Bellamy (2008) wrote a chapter about the responsibility to protect principle in the book “Security Studies” edited by Paul D. Williams. The UN adopted the R2P principle in 2005, aimed to prevent deadly conflict as one of the fundamental goals of the UN. According to correspondence from Evans G. & Thakur, R. (2013), in response to Pape’s article in the previous issue of the same journal, defend the R2P concept as an important measure in grave situations (International Security, 37, 4, pp. 194 – 214). The authors are both members on the ICISS and co-authors of the 2001 report ‘The Responsibility to Protect‘. They presented 5 objections to Pape’s article, or 5 strengths of the evolved notion of the R2P. These are: 1. The core sustaining idea is the responsibility to protect (as opposed to the right to intervene). 2. R2P is not about unilateral interventionism, but about the protection gap between complicity, paralysis and illegality. The idea is that nonintervention is portrayed as compliance with the mass atrocities. 3. Interventions should be primarily motivated by humanitarian concerns. 4. R2P, as endorsed by world leaders at the UN in 2005, limits military interventions in case of 4 crimes of (i) genocide, (ii) war crimes, (iii) ethnic cleansing and (iv) crimes against humanity. 5. R2P is not a new legal obligation on states to intervene in other countries. Introducing notion they have included in their correspondence is Brazil’s conceptual idea of “Responsibility while Protecting”, or RwP. Pape is [...]
The permanent officials form the EU Civil Service and are divided in two categories – administrators (AD) and assistants (AST). Malta boasts of 8 Administrators and 4 Assistants. This information was given after a question by Lisbon of Treaty opponent Martin Ehrenhauser, an Austrian Independent MEP.

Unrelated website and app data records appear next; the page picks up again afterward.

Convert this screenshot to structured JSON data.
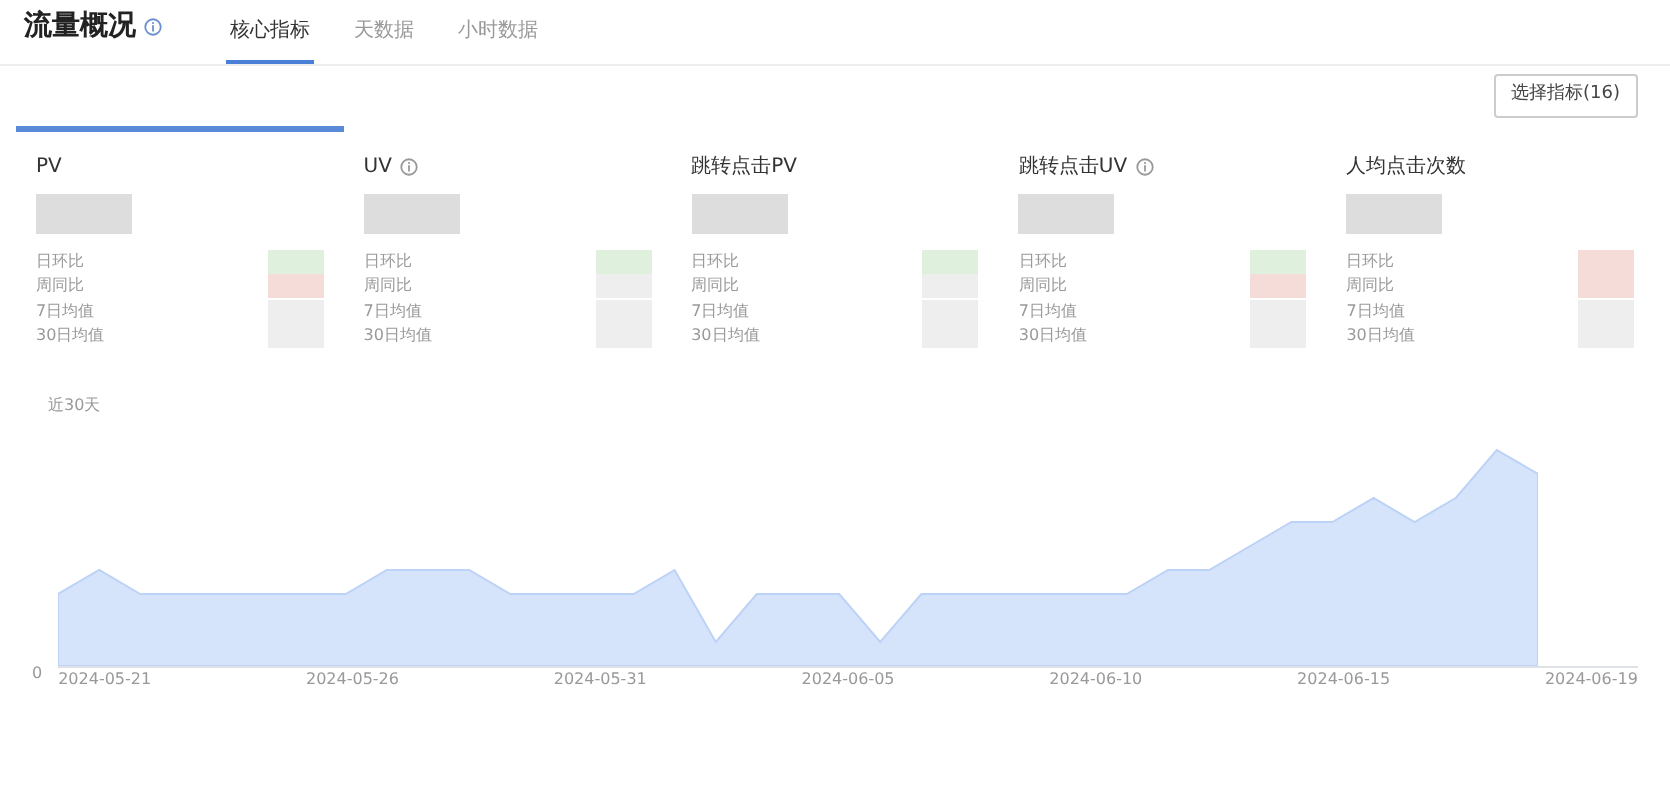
{
  "header": {
    "title": "流量概况",
    "tabs": [
      {
        "label": "核心指标",
        "selected": true
      },
      {
        "label": "天数据",
        "selected": false
      },
      {
        "label": "小时数据",
        "selected": false
      }
    ]
  },
  "select_button": "选择指标(16)",
  "metrics": [
    {
      "label": "PV",
      "info": false,
      "selected": true,
      "rows": [
        {
          "label": "日环比",
          "color": "#dff1dc"
        },
        {
          "label": "周同比",
          "color": "#f6dcd8"
        },
        {
          "label": "7日均值",
          "color": "#eeeeee"
        },
        {
          "label": "30日均值",
          "color": "#eeeeee"
        }
      ]
    },
    {
      "label": "UV",
      "info": true,
      "selected": false,
      "rows": [
        {
          "label": "日环比",
          "color": "#dff1dc"
        },
        {
          "label": "周同比",
          "color": "#eeeeee"
        },
        {
          "label": "7日均值",
          "color": "#eeeeee"
        },
        {
          "label": "30日均值",
          "color": "#eeeeee"
        }
      ]
    },
    {
      "label": "跳转点击PV",
      "info": false,
      "selected": false,
      "rows": [
        {
          "label": "日环比",
          "color": "#dff1dc"
        },
        {
          "label": "周同比",
          "color": "#eeeeee"
        },
        {
          "label": "7日均值",
          "color": "#eeeeee"
        },
        {
          "label": "30日均值",
          "color": "#eeeeee"
        }
      ]
    },
    {
      "label": "跳转点击UV",
      "info": true,
      "selected": false,
      "rows": [
        {
          "label": "日环比",
          "color": "#dff1dc"
        },
        {
          "label": "周同比",
          "color": "#f6dcd8"
        },
        {
          "label": "7日均值",
          "color": "#eeeeee"
        },
        {
          "label": "30日均值",
          "color": "#eeeeee"
        }
      ]
    },
    {
      "label": "人均点击次数",
      "info": false,
      "selected": false,
      "rows": [
        {
          "label": "日环比",
          "color": "#f6dcd8"
        },
        {
          "label": "周同比",
          "color": "#f6dcd8"
        },
        {
          "label": "7日均值",
          "color": "#eeeeee"
        },
        {
          "label": "30日均值",
          "color": "#eeeeee"
        }
      ]
    }
  ],
  "chart": {
    "range_label": "近30天",
    "y_zero": "0",
    "x_labels": [
      "2024-05-21",
      "2024-05-26",
      "2024-05-31",
      "2024-06-05",
      "2024-06-10",
      "2024-06-15",
      "2024-06-19"
    ]
  }
}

There were two reports presented in the EP last Thursday 18th April 2013 from rapporteurs from the committee of Foreign Affairs. The first report about the impact of the economic and financial crisis on human rights in third countries by Latvian PPE MEP Vaidere, on her own initiative was adopted by a single vote in parliament. She sits on the committee for foreign affairs. The underlying point in this resolution was that the financial and economic crisis has had a negative impact on developing and least developed countries, mainly reflected in shrinking demand for their exports, high levels of indebtedness, the risk of reduced foreign direct investment (FDI) inflow and declining Official Development Assistance (ODA), also affecting human rights since fewer resources are available to ensure social and economic rights, and more people are being driven into poverty [link]. She quoted the World Bank with the statistic that even in the event of a rapid recovery, some additional 71 million people in the world will remain in extreme poverty by 2020 as a result of the economic crisis. Most of the resolution was relatively generic and somewhat bland. It simply reiterated the European values and principles with regards to human rights laid down in other key documents. For example it is a well known fact that social tensions lead to increasing discrimination and xenophobia in society. She also argues in favour of the FTT, which Malta and Britain are adamantly against. Interesting bits were the point [...]

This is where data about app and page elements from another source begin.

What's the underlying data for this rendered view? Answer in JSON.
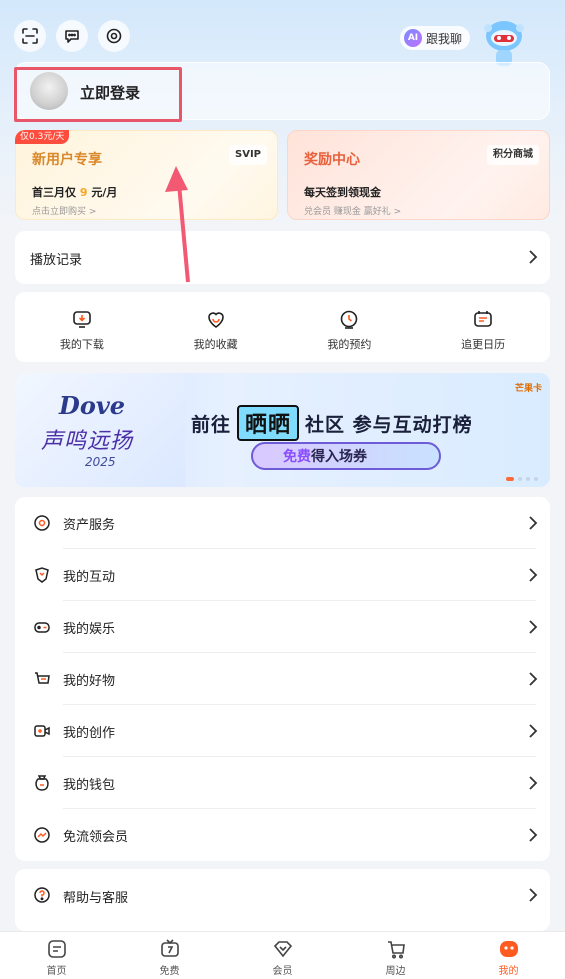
{
  "header": {
    "ai_chat_label": "跟我聊",
    "ai_badge": "AI"
  },
  "login": {
    "label": "立即登录"
  },
  "promos": {
    "new_user": {
      "tag": "仅0.3元/天",
      "title": "新用户专享",
      "chip": "SVIP",
      "line_prefix": "首三月仅",
      "line_num": "9",
      "line_suffix": "元/月",
      "sub": "点击立即购买 >"
    },
    "rewards": {
      "title": "奖励中心",
      "chip": "积分商城",
      "line": "每天签到领现金",
      "sub": "兑会员 赚现金 赢好礼 >"
    }
  },
  "history": {
    "label": "播放记录"
  },
  "quick_links": [
    {
      "label": "我的下载",
      "icon": "download-icon"
    },
    {
      "label": "我的收藏",
      "icon": "favorite-icon"
    },
    {
      "label": "我的预约",
      "icon": "reservation-icon"
    },
    {
      "label": "追更日历",
      "icon": "calendar-icon"
    }
  ],
  "banner": {
    "brand": "Dove",
    "brand_sub": "声鸣远扬",
    "year": "2025",
    "headline_a": "前往",
    "headline_b": "晒晒",
    "headline_c": "社区 参与互动打榜",
    "button_free": "免费",
    "button_rest": "得入场券",
    "logos": "芒果卡"
  },
  "menu": [
    {
      "label": "资产服务",
      "icon": "asset-icon"
    },
    {
      "label": "我的互动",
      "icon": "interaction-icon"
    },
    {
      "label": "我的娱乐",
      "icon": "entertainment-icon"
    },
    {
      "label": "我的好物",
      "icon": "goods-icon"
    },
    {
      "label": "我的创作",
      "icon": "creation-icon"
    },
    {
      "label": "我的钱包",
      "icon": "wallet-icon"
    },
    {
      "label": "免流领会员",
      "icon": "free-data-icon"
    }
  ],
  "help": {
    "label": "帮助与客服"
  },
  "tabs": [
    {
      "label": "首页"
    },
    {
      "label": "免费"
    },
    {
      "label": "会员"
    },
    {
      "label": "周边"
    },
    {
      "label": "我的"
    }
  ],
  "colors": {
    "accent": "#ff5a1f",
    "highlight_box": "#e8566a",
    "arrow": "#f25a73"
  }
}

The Cypriot parliament rejected the €10 billion EU bailout plan, for it came with strings attached. The point of contention was 5.8 billion euros from bank deposits from oridnary Cypriot folk. Even the Russians are having difficulty supporting Cyprus. Sometimes we forget about the Cyprus problem and how this tiny island in the Mediterranean is still divided in two. We might even remember Kofi Annan’s efforts to end this intractable conflict and how the Greek Cypriots voted No in the referendum to introduce the Annan plan. “The process of negotiation is not a football match. It is not a question of keeping score of goals and own goals, of winners and losers. Rather, we have tried to accommodate the expressed concerns of both sides, so as to create a win-win situation.” – Kofi Annan Is the end of this conflict worth 5.8 billion euros? Food for thought
After the previous short spells at blogging I am giving it another go. This time through a slighter more sophisticated medium, i.e. my own website. It appears all the other bloggers who want to be taken seriously have adopted this method, including Franco Debono (sic!). After all, having been sending letters to the ToM consistently it is only natural that I should take up blogging again. As the days will roll by, the website should keep undergo aesthetic changes until I should find the best look. Other than that, I plan to include pages dedicated to my academic endeavors, one for conflict resolution and the other to the Common Foreign and Security Policy. The hope is that I can keep up the website and upload important documents in both areas of studies.